* **How to complete this task**: Present the data once more in exactly its original form.

#### Given data ####

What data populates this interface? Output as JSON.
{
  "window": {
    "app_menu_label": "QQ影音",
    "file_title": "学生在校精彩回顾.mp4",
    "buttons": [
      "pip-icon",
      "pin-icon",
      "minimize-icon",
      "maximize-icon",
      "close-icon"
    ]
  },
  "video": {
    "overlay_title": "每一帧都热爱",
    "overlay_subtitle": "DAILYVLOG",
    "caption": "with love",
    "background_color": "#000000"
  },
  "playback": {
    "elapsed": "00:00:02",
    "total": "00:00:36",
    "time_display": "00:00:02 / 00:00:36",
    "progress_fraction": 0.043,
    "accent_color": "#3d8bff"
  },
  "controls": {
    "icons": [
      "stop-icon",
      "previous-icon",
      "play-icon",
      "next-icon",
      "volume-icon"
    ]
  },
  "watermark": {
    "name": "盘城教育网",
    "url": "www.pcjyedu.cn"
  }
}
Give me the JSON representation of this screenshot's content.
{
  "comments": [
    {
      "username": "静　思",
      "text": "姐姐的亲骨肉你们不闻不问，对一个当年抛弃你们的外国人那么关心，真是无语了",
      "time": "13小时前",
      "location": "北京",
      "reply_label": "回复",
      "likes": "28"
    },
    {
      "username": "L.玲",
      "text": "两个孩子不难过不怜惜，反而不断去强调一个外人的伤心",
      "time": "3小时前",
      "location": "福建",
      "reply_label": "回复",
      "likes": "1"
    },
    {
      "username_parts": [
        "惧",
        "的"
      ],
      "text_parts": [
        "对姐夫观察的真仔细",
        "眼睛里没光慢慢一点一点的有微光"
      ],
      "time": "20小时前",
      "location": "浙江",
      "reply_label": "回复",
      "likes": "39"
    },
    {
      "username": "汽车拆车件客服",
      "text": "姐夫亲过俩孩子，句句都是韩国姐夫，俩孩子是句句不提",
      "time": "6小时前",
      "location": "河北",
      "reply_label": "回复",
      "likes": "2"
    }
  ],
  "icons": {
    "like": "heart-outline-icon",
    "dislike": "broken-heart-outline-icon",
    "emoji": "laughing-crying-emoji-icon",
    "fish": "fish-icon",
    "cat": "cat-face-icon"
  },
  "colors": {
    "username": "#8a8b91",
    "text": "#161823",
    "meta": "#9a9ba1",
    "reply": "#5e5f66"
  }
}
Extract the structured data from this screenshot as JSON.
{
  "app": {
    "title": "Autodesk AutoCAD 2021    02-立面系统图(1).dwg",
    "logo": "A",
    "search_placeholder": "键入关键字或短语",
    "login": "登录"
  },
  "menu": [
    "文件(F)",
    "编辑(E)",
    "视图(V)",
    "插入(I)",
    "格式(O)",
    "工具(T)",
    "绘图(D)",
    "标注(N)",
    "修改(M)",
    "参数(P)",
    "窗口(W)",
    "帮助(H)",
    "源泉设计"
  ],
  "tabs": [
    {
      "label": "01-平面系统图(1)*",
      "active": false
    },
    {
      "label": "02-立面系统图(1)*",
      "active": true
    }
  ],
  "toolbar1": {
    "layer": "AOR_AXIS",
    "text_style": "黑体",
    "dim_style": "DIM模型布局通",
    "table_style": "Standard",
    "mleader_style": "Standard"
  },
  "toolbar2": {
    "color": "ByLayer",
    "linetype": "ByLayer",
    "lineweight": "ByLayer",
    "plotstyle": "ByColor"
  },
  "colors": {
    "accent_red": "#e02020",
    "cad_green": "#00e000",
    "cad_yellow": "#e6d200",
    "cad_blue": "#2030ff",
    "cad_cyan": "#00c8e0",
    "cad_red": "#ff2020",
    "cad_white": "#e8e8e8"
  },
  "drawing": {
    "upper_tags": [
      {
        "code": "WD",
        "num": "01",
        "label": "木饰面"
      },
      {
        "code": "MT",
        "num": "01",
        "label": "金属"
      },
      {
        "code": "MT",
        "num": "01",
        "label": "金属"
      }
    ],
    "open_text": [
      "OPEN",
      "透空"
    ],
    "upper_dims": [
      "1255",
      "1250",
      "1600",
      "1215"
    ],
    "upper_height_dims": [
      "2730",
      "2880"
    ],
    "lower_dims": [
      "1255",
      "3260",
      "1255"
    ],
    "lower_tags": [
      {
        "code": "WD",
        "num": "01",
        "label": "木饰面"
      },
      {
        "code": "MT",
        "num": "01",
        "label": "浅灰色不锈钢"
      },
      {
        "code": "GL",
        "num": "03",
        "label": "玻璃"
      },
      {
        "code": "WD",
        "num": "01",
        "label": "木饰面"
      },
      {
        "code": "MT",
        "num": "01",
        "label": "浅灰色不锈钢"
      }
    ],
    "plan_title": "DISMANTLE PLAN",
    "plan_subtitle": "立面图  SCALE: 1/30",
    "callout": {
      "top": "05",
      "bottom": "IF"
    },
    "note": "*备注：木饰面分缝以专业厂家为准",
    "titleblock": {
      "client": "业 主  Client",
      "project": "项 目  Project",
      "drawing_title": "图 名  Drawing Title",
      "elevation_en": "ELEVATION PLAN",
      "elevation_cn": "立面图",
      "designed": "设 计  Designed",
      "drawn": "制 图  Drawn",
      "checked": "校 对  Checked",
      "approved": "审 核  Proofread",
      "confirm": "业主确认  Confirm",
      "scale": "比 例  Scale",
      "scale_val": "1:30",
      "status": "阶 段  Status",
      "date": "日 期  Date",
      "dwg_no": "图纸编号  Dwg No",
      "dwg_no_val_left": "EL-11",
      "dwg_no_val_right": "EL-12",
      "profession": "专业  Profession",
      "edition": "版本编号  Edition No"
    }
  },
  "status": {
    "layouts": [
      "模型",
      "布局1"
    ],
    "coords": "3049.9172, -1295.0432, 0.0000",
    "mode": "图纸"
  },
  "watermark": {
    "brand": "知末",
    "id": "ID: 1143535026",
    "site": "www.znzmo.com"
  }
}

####

* **Exercise response**:
What data populates this interface? Output as JSON.
{
  "window": {
    "app_menu_label": "QQ影音",
    "file_title": "学生在校精彩回顾.mp4",
    "buttons": [
      "pip-icon",
      "pin-icon",
      "minimize-icon",
      "maximize-icon",
      "close-icon"
    ]
  },
  "video": {
    "overlay_title": "每一帧都热爱",
    "overlay_subtitle": "DAILYVLOG",
    "caption": "with love",
    "background_color": "#000000"
  },
  "playback": {
    "elapsed": "00:00:02",
    "total": "00:00:36",
    "time_display": "00:00:02 / 00:00:36",
    "progress_fraction": 0.043,
    "accent_color": "#3d8bff"
  },
  "controls": {
    "icons": [
      "stop-icon",
      "previous-icon",
      "play-icon",
      "next-icon",
      "volume-icon"
    ]
  },
  "watermark": {
    "name": "盘城教育网",
    "url": "www.pcjyedu.cn"
  }
}
Give me the JSON representation of this screenshot's content.
{
  "comments": [
    {
      "username": "静　思",
      "text": "姐姐的亲骨肉你们不闻不问，对一个当年抛弃你们的外国人那么关心，真是无语了",
      "time": "13小时前",
      "location": "北京",
      "reply_label": "回复",
      "likes": "28"
    },
    {
      "username": "L.玲",
      "text": "两个孩子不难过不怜惜，反而不断去强调一个外人的伤心",
      "time": "3小时前",
      "location": "福建",
      "reply_label": "回复",
      "likes": "1"
    },
    {
      "username_parts": [
        "惧",
        "的"
      ],
      "text_parts": [
        "对姐夫观察的真仔细",
        "眼睛里没光慢慢一点一点的有微光"
      ],
      "time": "20小时前",
      "location": "浙江",
      "reply_label": "回复",
      "likes": "39"
    },
    {
      "username": "汽车拆车件客服",
      "text": "姐夫亲过俩孩子，句句都是韩国姐夫，俩孩子是句句不提",
      "time": "6小时前",
      "location": "河北",
      "reply_label": "回复",
      "likes": "2"
    }
  ],
  "icons": {
    "like": "heart-outline-icon",
    "dislike": "broken-heart-outline-icon",
    "emoji": "laughing-crying-emoji-icon",
    "fish": "fish-icon",
    "cat": "cat-face-icon"
  },
  "colors": {
    "username": "#8a8b91",
    "text": "#161823",
    "meta": "#9a9ba1",
    "reply": "#5e5f66"
  }
}
Extract the structured data from this screenshot as JSON.
{
  "app": {
    "title": "Autodesk AutoCAD 2021    02-立面系统图(1).dwg",
    "logo": "A",
    "search_placeholder": "键入关键字或短语",
    "login": "登录"
  },
  "menu": [
    "文件(F)",
    "编辑(E)",
    "视图(V)",
    "插入(I)",
    "格式(O)",
    "工具(T)",
    "绘图(D)",
    "标注(N)",
    "修改(M)",
    "参数(P)",
    "窗口(W)",
    "帮助(H)",
    "源泉设计"
  ],
  "tabs": [
    {
      "label": "01-平面系统图(1)*",
      "active": false
    },
    {
      "label": "02-立面系统图(1)*",
      "active": true
    }
  ],
  "toolbar1": {
    "layer": "AOR_AXIS",
    "text_style": "黑体",
    "dim_style": "DIM模型布局通",
    "table_style": "Standard",
    "mleader_style": "Standard"
  },
  "toolbar2": {
    "color": "ByLayer",
    "linetype": "ByLayer",
    "lineweight": "ByLayer",
    "plotstyle": "ByColor"
  },
  "colors": {
    "accent_red": "#e02020",
    "cad_green": "#00e000",
    "cad_yellow": "#e6d200",
    "cad_blue": "#2030ff",
    "cad_cyan": "#00c8e0",
    "cad_red": "#ff2020",
    "cad_white": "#e8e8e8"
  },
  "drawing": {
    "upper_tags": [
      {
        "code": "WD",
        "num": "01",
        "label": "木饰面"
      },
      {
        "code": "MT",
        "num": "01",
        "label": "金属"
      },
      {
        "code": "MT",
        "num": "01",
        "label": "金属"
      }
    ],
    "open_text": [
      "OPEN",
      "透空"
    ],
    "upper_dims": [
      "1255",
      "1250",
      "1600",
      "1215"
    ],
    "upper_height_dims": [
      "2730",
      "2880"
    ],
    "lower_dims": [
      "1255",
      "3260",
      "1255"
    ],
    "lower_tags": [
      {
        "code": "WD",
        "num": "01",
        "label": "木饰面"
      },
      {
        "code": "MT",
        "num": "01",
        "label": "浅灰色不锈钢"
      },
      {
        "code": "GL",
        "num": "03",
        "label": "玻璃"
      },
      {
        "code": "WD",
        "num": "01",
        "label": "木饰面"
      },
      {
        "code": "MT",
        "num": "01",
        "label": "浅灰色不锈钢"
      }
    ],
    "plan_title": "DISMANTLE PLAN",
    "plan_subtitle": "立面图  SCALE: 1/30",
    "callout": {
      "top": "05",
      "bottom": "IF"
    },
    "note": "*备注：木饰面分缝以专业厂家为准",
    "titleblock": {
      "client": "业 主  Client",
      "project": "项 目  Project",
      "drawing_title": "图 名  Drawing Title",
      "elevation_en": "ELEVATION PLAN",
      "elevation_cn": "立面图",
      "designed": "设 计  Designed",
      "drawn": "制 图  Drawn",
      "checked": "校 对  Checked",
      "approved": "审 核  Proofread",
      "confirm": "业主确认  Confirm",
      "scale": "比 例  Scale",
      "scale_val": "1:30",
      "status": "阶 段  Status",
      "date": "日 期  Date",
      "dwg_no": "图纸编号  Dwg No",
      "dwg_no_val_left": "EL-11",
      "dwg_no_val_right": "EL-12",
      "profession": "专业  Profession",
      "edition": "版本编号  Edition No"
    }
  },
  "status": {
    "layouts": [
      "模型",
      "布局1"
    ],
    "coords": "3049.9172, -1295.0432, 0.0000",
    "mode": "图纸"
  },
  "watermark": {
    "brand": "知末",
    "id": "ID: 1143535026",
    "site": "www.znzmo.com"
  }
}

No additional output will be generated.